The Consumer Protection Act (CPA) prohibits unfair and deceptive trade practices. Persons “injured in their business or property” may sue for injunctive relief, damages, attorney’s costs and fees, and treble damages. Krista Peoples and Joel Stedman sued their insurance carriers under the CPA for violating Washington claims-handling regulations and wrongfully denying them personal injury protection (PIP) benefits. The Washington Supreme Court analyzed whether Peoples and Stedman allege an injury to “business or property” in Peoples v. United Servs. Auto. Ass’n., — P.3d —-, 2019 WL 6336407 (2019).
PIP coverage is an immediate source of payment for out-of–pocket expenses resulting from a vehicle collision, regardless of fault. PIP covers “all reasonable and necessary” medical expenses for an insured’s injuries arising from a covered event. Under WAC 284-30-330(4), it is an unfair practice for an insurer to deny PIP coverage without first conducting a reasonable investigation. Under WAC 284-30-395(1), it is also an unfair practice to deny, limit, or terminate PIP coverage for any reason other than the medical bills “(a) [a]re not reasonable; (b) [a]re not necessary; (c) [a]re not related to the accident; or (d) [a]re not incurred within three years of the automobile accident.”

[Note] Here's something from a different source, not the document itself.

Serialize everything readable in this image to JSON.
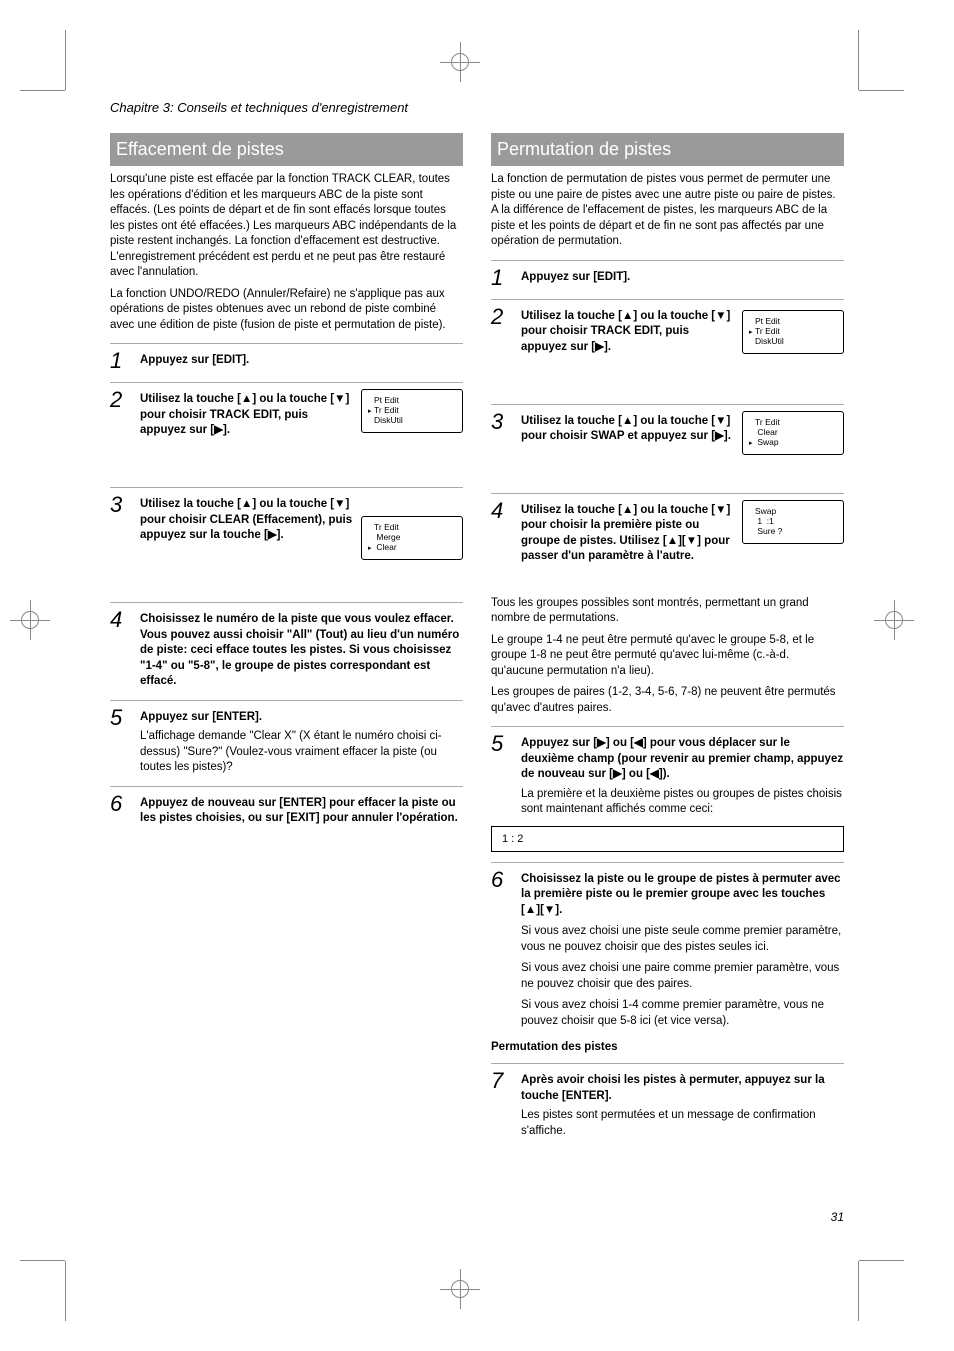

Peoples alleged USAA refused, without any individualized assessment, to pay medical provider bills whenever a computerized review process determined the bill exceeded a predetermined limit. As such, USAA’s failure to investigate or make an individualized determination regarding the reasonableness or necessity of a provider’s charges before denying payment violated WAC 284-30-330(4) and WAC 284-30-395(1). Peoples alleged this practice of algorithmic review resulted in a routine failure to pay all reasonable medical expenses.
Stedman alleged Progressive terminated PIP coverage whenever an insured reached “Maximum Medical Improvement” (MMI) and this practice violated WAC 284-30-395(1) He alleged termination of coverage on the basis of MMI resulted in routine failure to pay all reasonable medical expenses. He and class members sought to enjoin Progressive from using MMI to limit PIP claims.
Both insurance companies moved to dismiss the CPA claims on the grounds the insured was not “injured in [their] business or property.” The federal district court consolidated the cases solely for the purpose of asking the Washington Supreme Court court whether the plaintiffs alleged cognizable CPA injuries. The certified questions were as follows:
With regards to the injury to “business or property” element of a CPA claim, can insureds in Ms. Peoples’ and/or Mr. Stedman’s circumstances, who were physically injured in a motor vehicle collision and whose Personal Injury Protection (“PIP”) benefits were terminated or limited in violation of WAC 284-30-330, bring a CPA claim against the insurer to recover out-of-pocket medical expenses and/or to compel payments to medical providers?
With regards to the “injury to business or property” element of a CPA claim, can insureds in Ms. Peoples’ and/or Mr. Stedman’s circumstances, who were physically injured in a motor vehicle collision and whose Personal Injury Protection (“PIP”) benefits were terminated or limited in violation of WAC 284-30-330, bring a CPA claim against the insurer to recover excess premiums paid for the PIP coverage, the costs of investigating the unfair acts, and/or the time lost complying with the insurer’s unauthorized demands?
This case turned on the meaning of injury to “business or property” in the CPA. The CPA prohibits unfair or deceptive practices in trade or commerce. The legislature expressly declared the insurance business is one “affected by the public interest” and has prohibited insurers from engaging in unfair or deceptive acts as defined by the legislature or the insurance commissioner. The Washington Supreme Court has held a violation of an insurance regulation is a per se unfair or deceptive act or practice.
Plaintiffs in this case do not seek to hold their insurance companies liable for underlying personal injuries. Instead, they seek to hold their insurance companies liable for benefits owed under contract. Previous case law has not addressed CPA claims for benefits owed under contract and the Washington Supreme court found the legislature intended for insureds to be able to enforce Washington insurance regulations regardless of the type of benefits secured by their policies. As such, the Washington Supreme Court concluded the deprivation of contracted-for insurance benefits is an injury to “business or property,” regardless of the type of benefits secured by the policy.
An insured in these circumstances may recover actual damages, if proved, including out-of-pocket medical expenses covered, but denied, and can seek injunctive relief, such as compelling payment of the benefits to medical providers. Other business or property injuries, apart from the wrongful denial of benefits, caused by an insurer’s mishandling of a PIP claim are also cognizable under the CPA.
This new case law brings a new level of cognizance to handling firsts-party claims in Washington. Insurers have typically been cautious when handling first-party claims, due to potential allegations of bad faith. Now, the addition of potential claims under the CPA demand a heightened case analysis when determining the validity of demands for PIP benefits.